Finally, the third location-related factor to keep in mind is your location in the complex. In the Lodge proper? Fantastic. In the cabins? Rustic, but generally outstanding. In the motel? Did we neglect to mention the motel?

Therein lies the knock on Lake McDonald Lodge; guests who are relegated to the motel are generally disappointed with their quarters. The rooms are spotless, bedding is top-notch, and the lodge benefits are at your fingertips. But if it walks like a duck, talks like a duck, and looks like a duck...there's no mistaking that this is a tired, uninspired motel outbuilding. It just happens to be on the grounds of one of the most incredible lodges ever built, in one of the finest settings imaginable, so it will cost a lot more than a similar room in downtown Missoula.

Obviously the rooms in the main lodge are the most desirable, for the atmosphere is uninterrupted. Some guests happen to prefer the cabins, although it is a much different experience. By contrast, the motel rooms provide access to the atmosphere -- but nothing noteworthy on their own.

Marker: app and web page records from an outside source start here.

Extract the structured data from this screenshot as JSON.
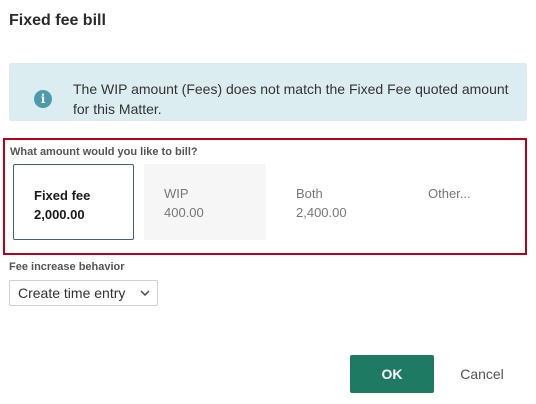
{
  "dialog": {
    "title": "Fixed fee bill"
  },
  "info_banner": {
    "icon": "info-icon",
    "icon_glyph": "i",
    "message": "The WIP amount (Fees) does not match the Fixed Fee quoted amount for this Matter."
  },
  "amount": {
    "question": "What amount would you like to bill?",
    "options": [
      {
        "label": "Fixed fee",
        "value": "2,000.00",
        "selected": true
      },
      {
        "label": "WIP",
        "value": "400.00",
        "selected": false
      },
      {
        "label": "Both",
        "value": "2,400.00",
        "selected": false
      },
      {
        "label": "Other...",
        "value": "",
        "selected": false
      }
    ],
    "highlight_color": "#b8001e"
  },
  "fee_increase": {
    "label": "Fee increase behavior",
    "selected_value": "Create time entry"
  },
  "actions": {
    "ok_label": "OK",
    "cancel_label": "Cancel",
    "ok_color": "#1f7a63"
  }
}
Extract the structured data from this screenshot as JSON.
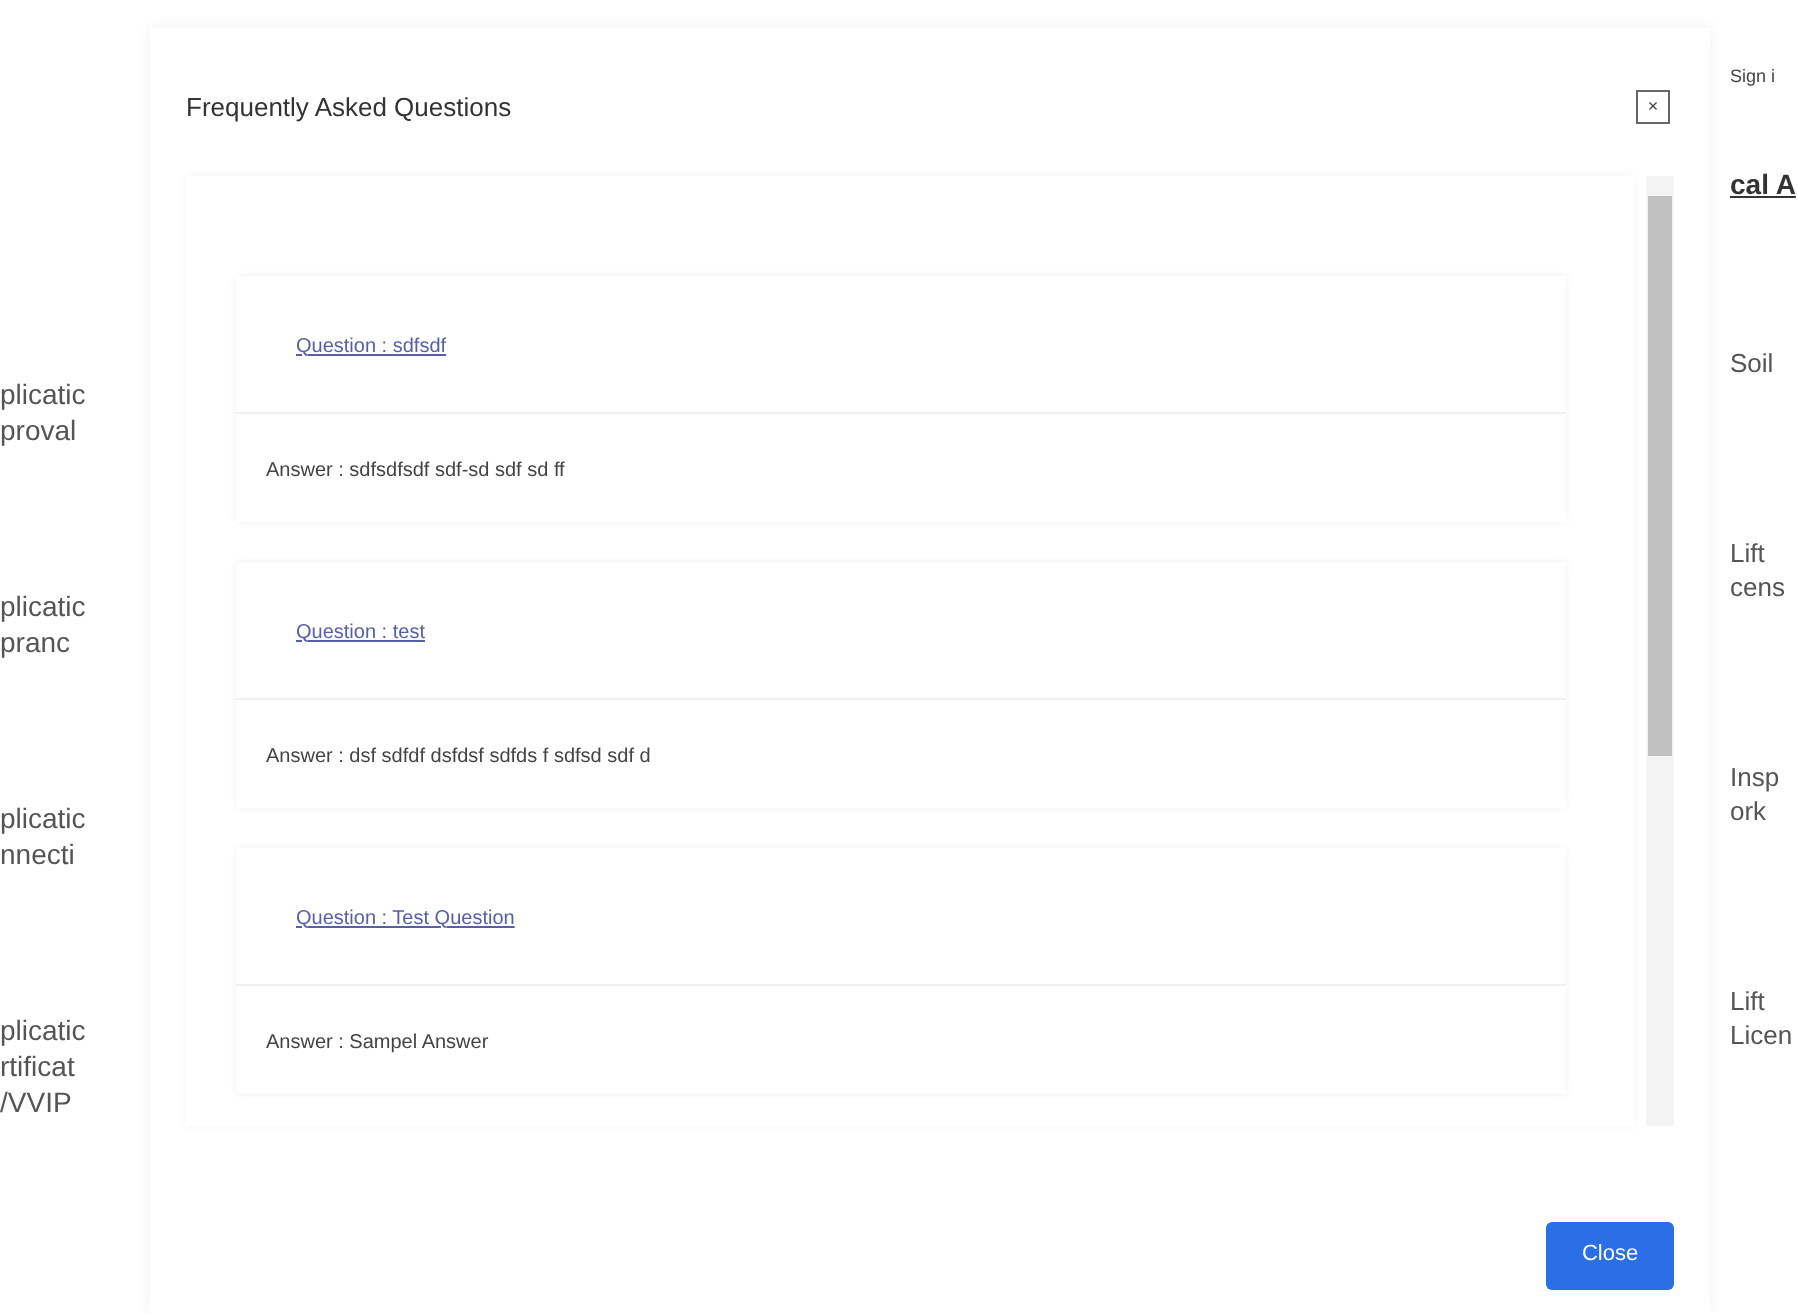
{
  "background_left": [
    "plicatic\nproval",
    "plicatic\npranc",
    "plicatic\nnnecti",
    "plicatic\nrtificat\n/VVIP"
  ],
  "background_right": {
    "header_link": "Sign i",
    "section_title": "cal A",
    "items": [
      "Soil",
      "Lift\ncens",
      "Insp\nork",
      "Lift\nLicen"
    ]
  },
  "dialog": {
    "title": "Frequently Asked Questions",
    "close_icon": "×",
    "faqs": [
      {
        "question": "Question : sdfsdf",
        "answer": "Answer : sdfsdfsdf sdf-sd sdf sd ff"
      },
      {
        "question": "Question : test",
        "answer": "Answer : dsf sdfdf dsfdsf sdfds f sdfsd sdf d"
      },
      {
        "question": "Question : Test Question",
        "answer": "Answer : Sampel Answer"
      }
    ],
    "close_button": "Close"
  }
}
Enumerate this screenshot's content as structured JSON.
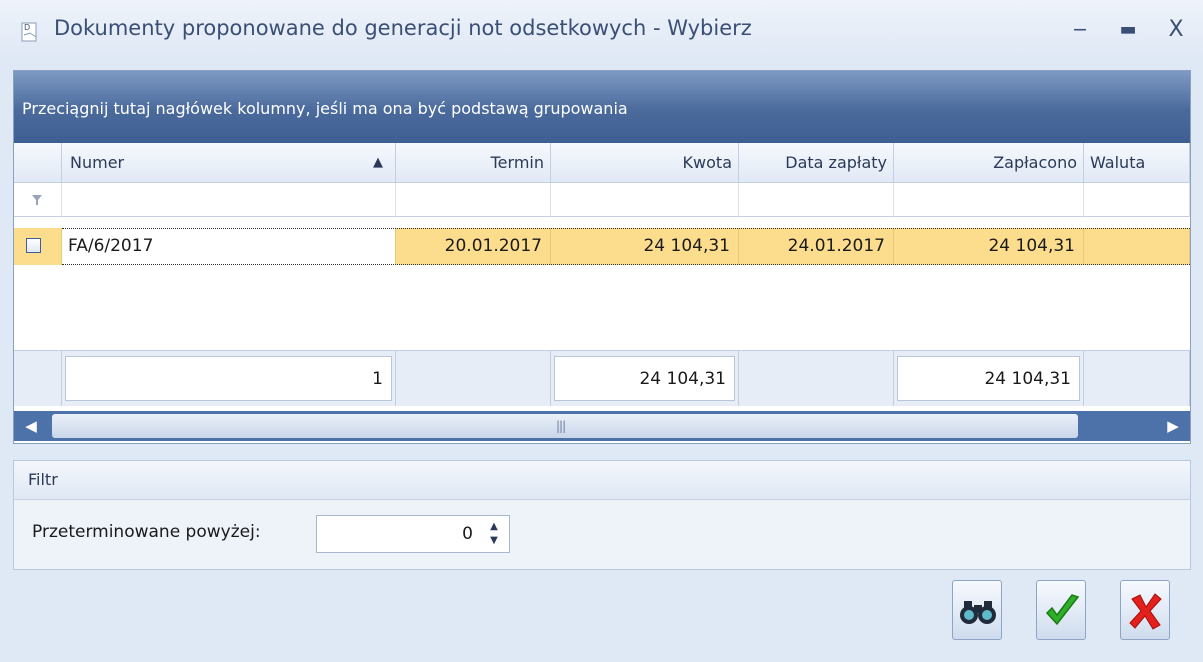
{
  "window": {
    "title": "Dokumenty proponowane do generacji not odsetkowych - Wybierz",
    "minimize_glyph": "‒",
    "maximize_glyph": "▬",
    "close_glyph": "X"
  },
  "grid": {
    "group_panel_text": "Przeciągnij tutaj nagłówek kolumny, jeśli ma ona być podstawą grupowania",
    "sort_glyph": "▲",
    "columns": [
      "Numer",
      "Termin",
      "Kwota",
      "Data zapłaty",
      "Zapłacono",
      "Waluta"
    ],
    "rows": [
      {
        "checked": false,
        "numer": "FA/6/2017",
        "termin": "20.01.2017",
        "kwota": "24 104,31",
        "data_zaplaty": "24.01.2017",
        "zaplacono": "24 104,31",
        "waluta": ""
      }
    ],
    "summary": {
      "count": "1",
      "kwota": "24 104,31",
      "zaplacono": "24 104,31"
    }
  },
  "filter": {
    "title": "Filtr",
    "overdue_label": "Przeterminowane powyżej:",
    "overdue_value": "0"
  },
  "buttons": {
    "search_icon": "binoculars-icon",
    "ok_icon": "checkmark-icon",
    "cancel_icon": "red-x-icon"
  },
  "colors": {
    "selected_row": "#fcdd8e",
    "header_blue": "#4a6a9c",
    "title_text": "#3a4f76"
  }
}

Rates are structured accordingly; but keep in mind that the top price of a lodge room is not terribly higher, and therefore represents a significantly better value. In fact, compared to other historic National Park Lodges, the rooms within Lake McDonald Lodge are much less expensive and therefore an exceptional value overall. As a result, the Lodge rooms generally sell out months in advance, while cabin and motel units are often available on short notice.

Keep in mind that the experience is about Glacier NP, Lake McDonald, and Kirtland Cutter's fabulous main lodge. Like most historic park lodges, rooms are spartan, with minimal amenities. The lobby at Lake McDonald may be one of the best in the National Park system -- comfortable, cozy, and absolutely delightful. Spend as little time as possible in your room, find a comfortable spot in the lobby, and you'll probably come away thinking of Lake McDonald as your favorite National Park Lodge.


Premium Classification III

The Lake McDonald Lodge will enhance a visit to Glacier National Park. The design, decor, location, and historic value are incredible and an overnight stay will be memorable. Judged solely on public or common areas and ambiance, the Lodge would easily earn "criterion" status. Because we must consider all aspects of the facility, which includes the cabins and motel units, Lake McDonald Lodge is ranked "premium," the third highest classification by the National Park Lodge Architecture Society.

Top of PageLake McDonald Lodge Page 2 — The Cabins & The Coffee Shop

NPLAS • Dedicated to the Preservation and Appreciation of National Park Lodges

NPLAS Home PageClassificationsLobbyBellhopBookstoreConcierge

the lake mcdonald coffee shop

The Coffee Shop is a nearby Mission 66 design that attempted to blend with the Swiss styling at Lake McDonald. Although it falls short of this claim, it is an interesting structure in its own right and was added to the National Register of Historic Places in 1998. The Coffee Shop is described in greater detail along with other Lake McDonald structures on the Lake McDonald Lodge — The Cabins & Coffee Shop webpage.

The American Indian symbols throughout the lobby represent various aspects of life in the region. Markings on the floor and (shown here) the fireplace were part of Cutter's original design.

Glacier NP Lodges

Glacier Park Lodge Resources

Recommended Reading

walkway lake mcdonald cabins

The grounds at Lake McDonald do a nice job of carrying the character of the Lodge out to the cabins along the walkways. Photo courtesy the National Park Service.